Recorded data

___

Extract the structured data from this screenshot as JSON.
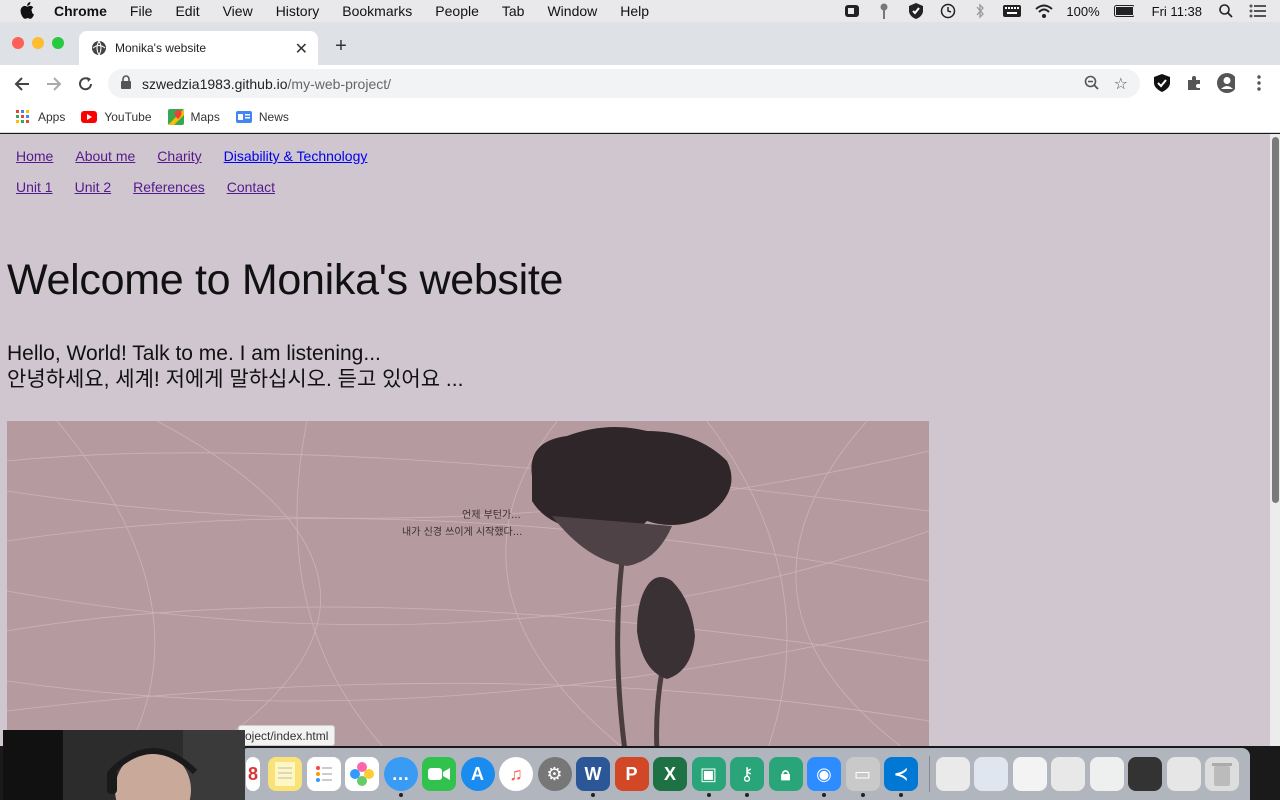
{
  "menubar": {
    "app": "Chrome",
    "items": [
      "File",
      "Edit",
      "View",
      "History",
      "Bookmarks",
      "People",
      "Tab",
      "Window",
      "Help"
    ],
    "battery": "100%",
    "clock": "Fri 11:38"
  },
  "tab": {
    "title": "Monika's website"
  },
  "address": {
    "host": "szwedzia1983.github.io",
    "path": "/my-web-project/"
  },
  "bookmarks": [
    {
      "label": "Apps",
      "icon": "apps-grid-icon"
    },
    {
      "label": "YouTube",
      "icon": "youtube-icon"
    },
    {
      "label": "Maps",
      "icon": "maps-icon"
    },
    {
      "label": "News",
      "icon": "news-icon"
    }
  ],
  "page": {
    "nav_row1": [
      "Home",
      "About me",
      "Charity",
      "Disability & Technology"
    ],
    "nav_row2": [
      "Unit 1",
      "Unit 2",
      "References",
      "Contact"
    ],
    "title": "Welcome to Monika's website",
    "greeting_en": "Hello, World! Talk to me. I am listening...",
    "greeting_ko": "안녕하세요, 세계! 저에게 말하십시오. 듣고 있어요 ...",
    "image_caption_line1": "언제 부턴가...",
    "image_caption_line2": "내가 신경 쓰이게 시작했다..."
  },
  "status_url": "oject/index.html",
  "colors": {
    "page_bg": "#cfc6cf",
    "link_visited": "#551a8b",
    "link_unvisited": "#0000ee",
    "hero_bg": "#b59ba0"
  }
}
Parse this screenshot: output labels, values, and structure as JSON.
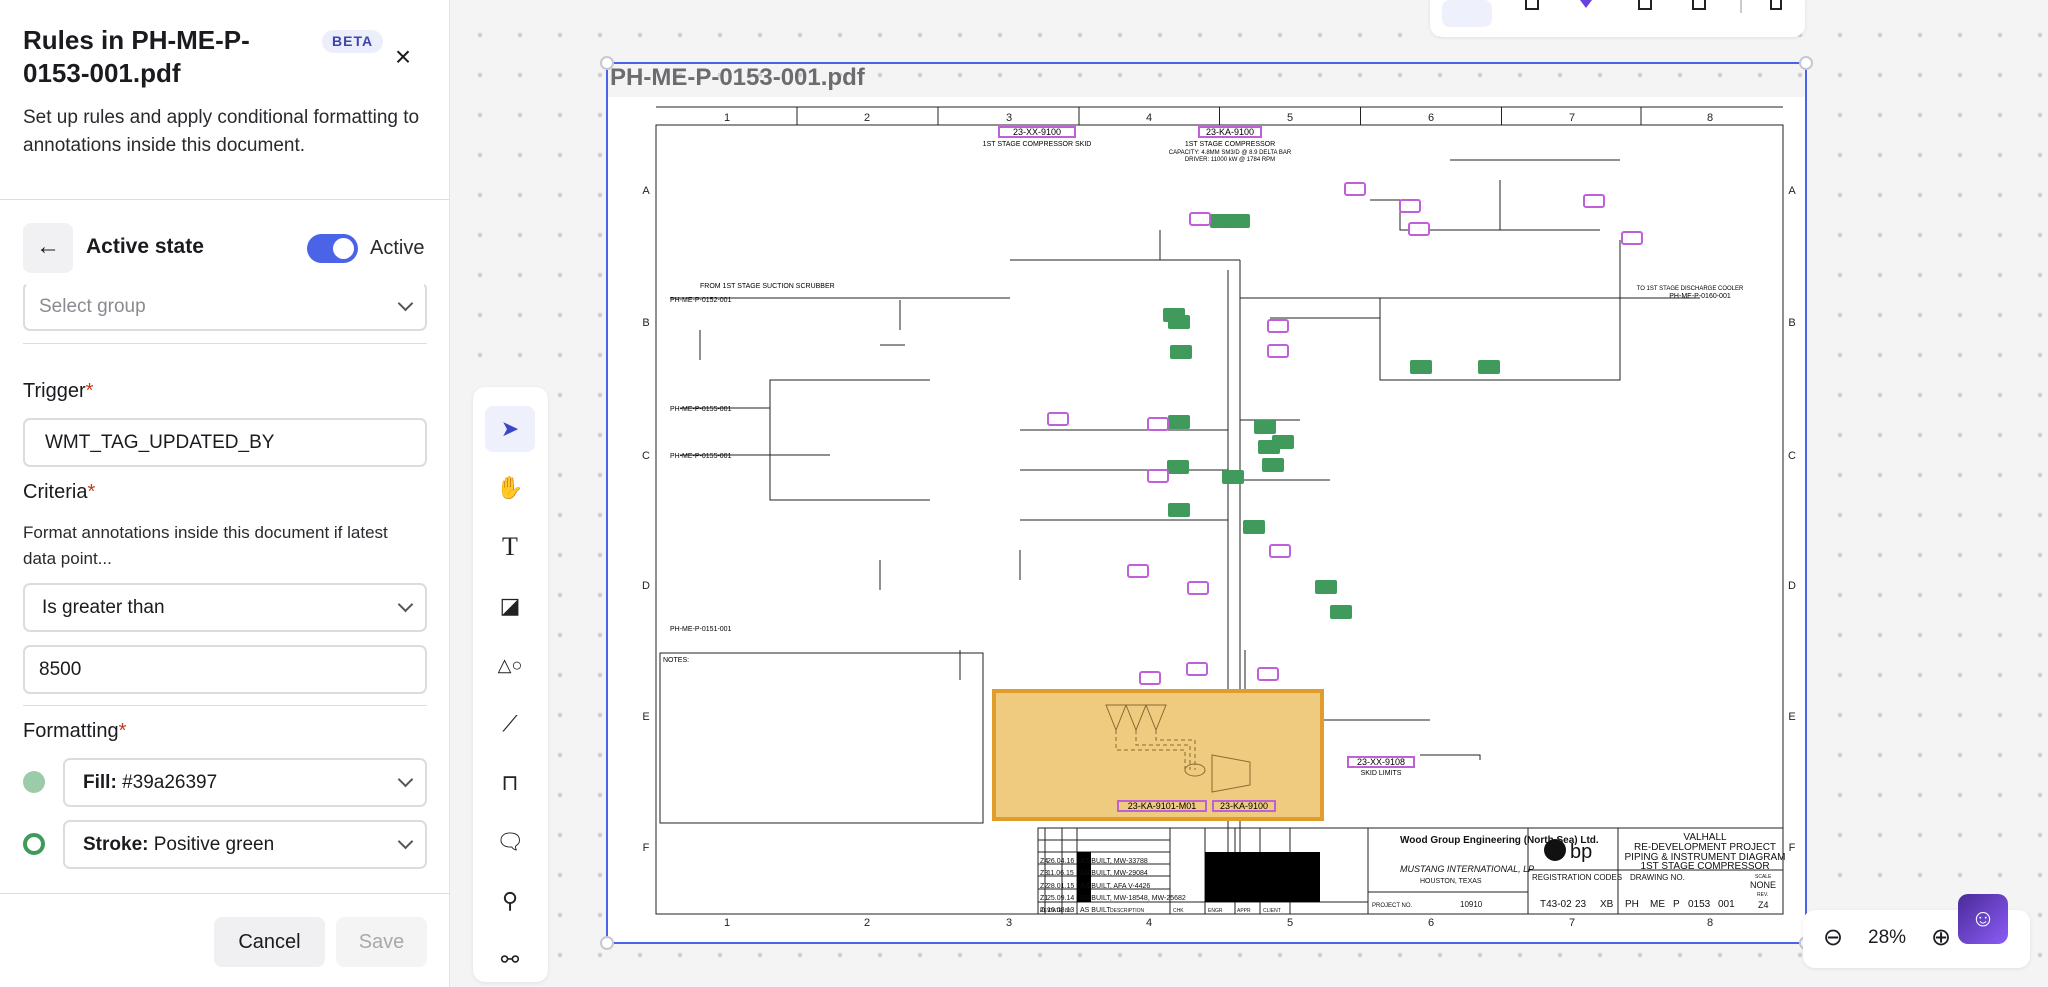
{
  "panel": {
    "title": "Rules in PH-ME-P-0153-001.pdf",
    "badge": "BETA",
    "close_icon": "close-icon",
    "description": "Set up rules and apply conditional formatting to annotations inside this document.",
    "section_title": "Active state",
    "active_toggle": {
      "label": "Active",
      "on": true
    },
    "group_select": {
      "placeholder": "Select group"
    },
    "trigger": {
      "label": "Trigger",
      "required": "*",
      "value": "WMT_TAG_UPDATED_BY"
    },
    "criteria": {
      "label": "Criteria",
      "required": "*",
      "description": "Format annotations inside this document if latest data point...",
      "operator": "Is greater than",
      "value": "8500"
    },
    "formatting": {
      "label": "Formatting",
      "required": "*",
      "fill": {
        "key": "Fill:",
        "value": "#39a26397",
        "color": "#9ccbaa"
      },
      "stroke": {
        "key": "Stroke:",
        "value": "Positive green",
        "color": "#3f9a5c"
      }
    },
    "cancel_label": "Cancel",
    "save_label": "Save"
  },
  "tools": [
    "select-icon",
    "hand-icon",
    "text-icon",
    "sticky-note-icon",
    "shapes-icon",
    "line-icon",
    "polyline-icon",
    "comment-icon",
    "stamp-icon",
    "connections-icon"
  ],
  "document": {
    "filename": "PH-ME-P-0153-001.pdf",
    "columns": [
      "1",
      "2",
      "3",
      "4",
      "5",
      "6",
      "7",
      "8"
    ],
    "rows": [
      "A",
      "B",
      "C",
      "D",
      "E",
      "F"
    ],
    "tags": {
      "skid": "23-XX-9100",
      "skid_caption": "1ST STAGE COMPRESSOR SKID",
      "compressor": "23-KA-9100",
      "compressor_caption": "1ST STAGE COMPRESSOR",
      "capacity": "CAPACITY: 4.8MM SM3/D @ 8.9 DELTA BAR",
      "driver": "DRIVER: 11000 kW @ 1784 RPM",
      "motor": "23-KA-9101-M01",
      "compressor_bottom": "23-KA-9100",
      "skid_limits_tag": "23-XX-9108",
      "skid_limits": "SKID LIMITS",
      "from_scrubber": "FROM 1ST STAGE SUCTION SCRUBBER",
      "ref1": "PH-ME-P-0152-001",
      "ref2": "PH-ME-P-0155-001",
      "ref3": "PH-ME-P-0155-001",
      "ref4": "PH-ME-P-0151-001",
      "ref5": "PH-ME-P-0160-001",
      "to_cooler": "TO 1ST STAGE DISCHARGE COOLER",
      "notes": "NOTES:"
    },
    "revisions": [
      {
        "rev": "Z4",
        "date": "26.04.16",
        "desc": "AS BUILT, MW-33788"
      },
      {
        "rev": "Z3",
        "date": "11.06.15",
        "desc": "AS BUILT, MW-29084"
      },
      {
        "rev": "Z2",
        "date": "28.01.15",
        "desc": "AS BUILT, AFA V-4426"
      },
      {
        "rev": "Z1",
        "date": "25.09.14",
        "desc": "AS BUILT, MW-18548, MW-25682"
      },
      {
        "rev": "Z",
        "date": "16.08.13",
        "desc": "AS BUILT"
      }
    ],
    "rev_headers": [
      "REV",
      "DATE",
      "BY",
      "DESCRIPTION",
      "CHK",
      "ENGR",
      "APPR",
      "CLIENT"
    ],
    "company1": "Wood Group Engineering (North Sea) Ltd.",
    "company2": "MUSTANG INTERNATIONAL, LP",
    "company2_city": "HOUSTON, TEXAS",
    "project_no_label": "PROJECT NO.",
    "project_no": "10910",
    "bp": "bp",
    "project_title": [
      "VALHALL",
      "RE-DEVELOPMENT PROJECT",
      "PIPING & INSTRUMENT DIAGRAM",
      "1ST STAGE COMPRESSOR"
    ],
    "registration_codes": "REGISTRATION CODES",
    "drawing_no_label": "DRAWING NO.",
    "scale_label": "SCALE",
    "scale": "NONE",
    "rev_label": "REV.",
    "rev": "Z4",
    "codes": {
      "area": "T43-02",
      "system": "23",
      "type": "XB",
      "facility": "PH",
      "orig": "ME",
      "disp": "P",
      "seq": "0153",
      "sheet": "001"
    },
    "highlight_color": "#e8a534",
    "tag_color": "#c060d8",
    "live_tag_color": "#3f9a5c"
  },
  "zoom": {
    "level": "28%"
  },
  "colors": {
    "accent": "#4a63e7",
    "selection": "#4a63e7"
  }
}
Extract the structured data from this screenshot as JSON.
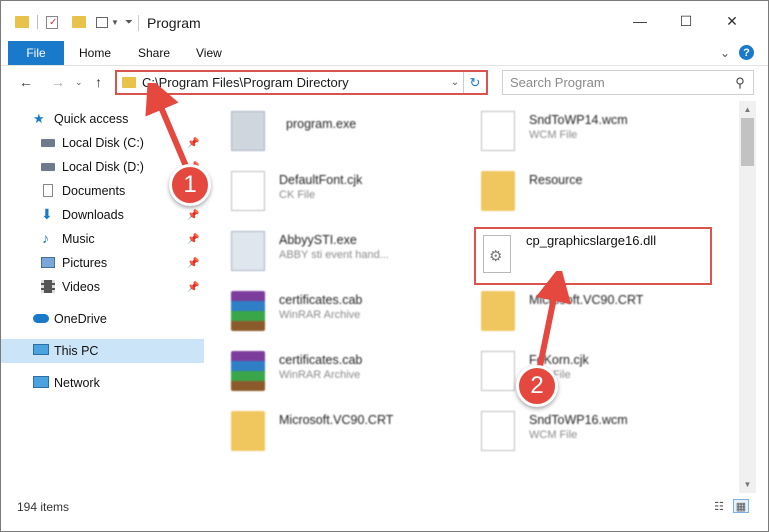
{
  "window": {
    "title": "Program",
    "controls": {
      "minimize": "—",
      "maximize": "☐",
      "close": "✕"
    }
  },
  "ribbon": {
    "file": "File",
    "tabs": [
      "Home",
      "Share",
      "View"
    ],
    "help": "?"
  },
  "nav": {
    "address": "C:\\Program Files\\Program Directory",
    "search_placeholder": "Search Program"
  },
  "sidebar": {
    "items": [
      {
        "label": "Quick access",
        "icon": "star-icon"
      },
      {
        "label": "Local Disk (C:)",
        "icon": "drive-icon",
        "pinned": true
      },
      {
        "label": "Local Disk (D:)",
        "icon": "drive-icon",
        "pinned": true
      },
      {
        "label": "Documents",
        "icon": "documents-icon",
        "pinned": true
      },
      {
        "label": "Downloads",
        "icon": "downloads-icon",
        "pinned": true
      },
      {
        "label": "Music",
        "icon": "music-icon",
        "pinned": true
      },
      {
        "label": "Pictures",
        "icon": "pictures-icon",
        "pinned": true
      },
      {
        "label": "Videos",
        "icon": "videos-icon",
        "pinned": true
      },
      {
        "label": "OneDrive",
        "icon": "onedrive-icon"
      },
      {
        "label": "This PC",
        "icon": "computer-icon",
        "selected": true
      },
      {
        "label": "Network",
        "icon": "network-icon"
      }
    ]
  },
  "files": [
    {
      "name": "program.exe",
      "sub": "",
      "icon": "exe-icon"
    },
    {
      "name": "SndToWP14.wcm",
      "sub": "WCM File",
      "icon": "document-icon"
    },
    {
      "name": "DefaultFont.cjk",
      "sub": "CK File",
      "icon": "document-icon"
    },
    {
      "name": "Resource",
      "sub": "",
      "icon": "folder-icon"
    },
    {
      "name": "AbbyySTI.exe",
      "sub": "ABBY sti event hand...",
      "icon": "exe-icon"
    },
    {
      "name": "certificates.cab",
      "sub": "WinRAR Archive",
      "icon": "archive-icon"
    },
    {
      "name": "Microsoft.VC90.CRT",
      "sub": "",
      "icon": "folder-icon"
    },
    {
      "name": "certificates.cab",
      "sub": "WinRAR Archive",
      "icon": "archive-icon"
    },
    {
      "name": "FeKorn.cjk",
      "sub": "CJK File",
      "icon": "document-icon"
    },
    {
      "name": "Microsoft.VC90.CRT",
      "sub": "",
      "icon": "folder-icon"
    },
    {
      "name": "SndToWP16.wcm",
      "sub": "WCM File",
      "icon": "document-icon"
    }
  ],
  "highlighted_file": {
    "name": "cp_graphicslarge16.dll",
    "icon": "dll-gear-icon"
  },
  "status": {
    "items": "194 items"
  },
  "markers": [
    "1",
    "2"
  ],
  "colors": {
    "accent": "#1979ca",
    "highlight": "#d9534f",
    "marker": "#e5483e",
    "selected": "#cce4f7"
  }
}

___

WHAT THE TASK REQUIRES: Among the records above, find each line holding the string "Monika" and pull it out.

EXERCISE RESULT:
    "title": "Monika's website"
    "title": "Welcome to Monika's website",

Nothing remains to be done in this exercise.